Tokyo stocks fell Monday morning, extending four days of losses as growing tensions on the Korean peninsula stoked demand for the safe-haven yen.
US Vice President Mike Pence arrived at the gateway to the Demilitarised Zone dividing the two Koreas, in a show of resolve a day after Pyongyang failed in its attempt to test another missile.
In Tokyo, the dollar weakened to 108.20 yen from 108.91 yen in Asia trade on Friday. A stronger yen is generally bad for Japanese shares as it dents exporters' profitability.
"Geopolitical risk will continue to be closely monitored today as a strapping US Navy Armada moves within striking distance of North Korea," said Stephen Innes, senior trader at forex firm OANDA.
"With all the military adventurism in play, those insidious wartime market correlations take force as the risk-off theme grips markets.
"To what extent the markets need to price in geopolitical risk more actively into their psyche will likely drive nearer term sentiment."
Tokyo's benchmark Nikkei 225 index, which closed at a 2017 low on Friday, lost another 0.31 percent, or 57.45 points, to sit at 18,278.18 by the lunch break.
The broader Topix index of all first-section issues was flat, edging down 0.01 percent, or 0.14 points, to 1,458.93.
In Tokyo trading, Toyota slipped 1.00 percent to 5,740 yen by the break, while Honda fell 0.80 percent to 3,092 yen.
Mitsubishi UFJ Financial Group fell 0.93 percent to 646.1 yen and Sumitomo Mitsui Financial was down 0.99 percent to sit at 3,784 yen.
Tensions between Pyongyang and Washington have soared in recent weeks, as a series of North Korean weapons tests have provoked ever-more bellicose warnings from US President Donald Trump's administration.

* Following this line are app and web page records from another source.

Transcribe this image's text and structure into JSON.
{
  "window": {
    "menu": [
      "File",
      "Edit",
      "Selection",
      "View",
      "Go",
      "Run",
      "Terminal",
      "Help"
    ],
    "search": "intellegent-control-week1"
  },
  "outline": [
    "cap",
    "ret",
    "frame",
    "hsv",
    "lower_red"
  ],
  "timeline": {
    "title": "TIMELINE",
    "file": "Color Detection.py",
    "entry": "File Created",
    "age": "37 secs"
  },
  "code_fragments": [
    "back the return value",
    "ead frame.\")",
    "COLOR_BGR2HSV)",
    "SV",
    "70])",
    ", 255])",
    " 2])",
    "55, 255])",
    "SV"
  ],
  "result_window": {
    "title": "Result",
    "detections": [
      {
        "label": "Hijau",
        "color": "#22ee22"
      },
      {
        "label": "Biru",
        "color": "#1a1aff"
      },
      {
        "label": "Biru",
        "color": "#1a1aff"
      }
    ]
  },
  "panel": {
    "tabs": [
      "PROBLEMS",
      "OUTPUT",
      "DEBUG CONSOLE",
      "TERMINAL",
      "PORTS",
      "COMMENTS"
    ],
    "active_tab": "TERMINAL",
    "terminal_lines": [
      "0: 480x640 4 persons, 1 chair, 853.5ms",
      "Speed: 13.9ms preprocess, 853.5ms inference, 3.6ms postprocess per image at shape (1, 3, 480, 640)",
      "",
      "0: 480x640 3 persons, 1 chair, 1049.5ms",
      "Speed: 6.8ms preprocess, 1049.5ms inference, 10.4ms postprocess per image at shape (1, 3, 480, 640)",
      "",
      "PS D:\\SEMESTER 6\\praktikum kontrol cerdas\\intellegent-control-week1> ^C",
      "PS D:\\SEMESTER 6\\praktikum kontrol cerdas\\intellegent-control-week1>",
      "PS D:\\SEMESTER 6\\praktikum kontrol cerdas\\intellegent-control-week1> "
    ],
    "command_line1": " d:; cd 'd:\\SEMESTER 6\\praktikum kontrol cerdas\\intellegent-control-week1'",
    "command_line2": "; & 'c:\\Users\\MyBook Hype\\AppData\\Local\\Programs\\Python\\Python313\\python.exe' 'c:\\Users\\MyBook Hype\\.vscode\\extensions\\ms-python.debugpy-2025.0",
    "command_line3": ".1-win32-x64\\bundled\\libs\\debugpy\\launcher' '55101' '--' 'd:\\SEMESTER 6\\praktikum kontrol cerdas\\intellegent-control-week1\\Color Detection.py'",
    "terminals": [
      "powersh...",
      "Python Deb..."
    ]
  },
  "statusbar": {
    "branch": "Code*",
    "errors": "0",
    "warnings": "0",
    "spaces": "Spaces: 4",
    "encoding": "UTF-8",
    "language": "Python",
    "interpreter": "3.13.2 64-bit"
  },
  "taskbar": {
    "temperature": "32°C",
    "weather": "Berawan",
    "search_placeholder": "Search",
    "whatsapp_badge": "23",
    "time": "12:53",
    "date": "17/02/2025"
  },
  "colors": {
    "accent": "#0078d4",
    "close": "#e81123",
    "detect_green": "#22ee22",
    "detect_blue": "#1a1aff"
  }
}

Trump has ordered a naval strike group, led by the USS Carl Vinson aircraft carrier, to the region, though the vessels remain a long way from the peninsula.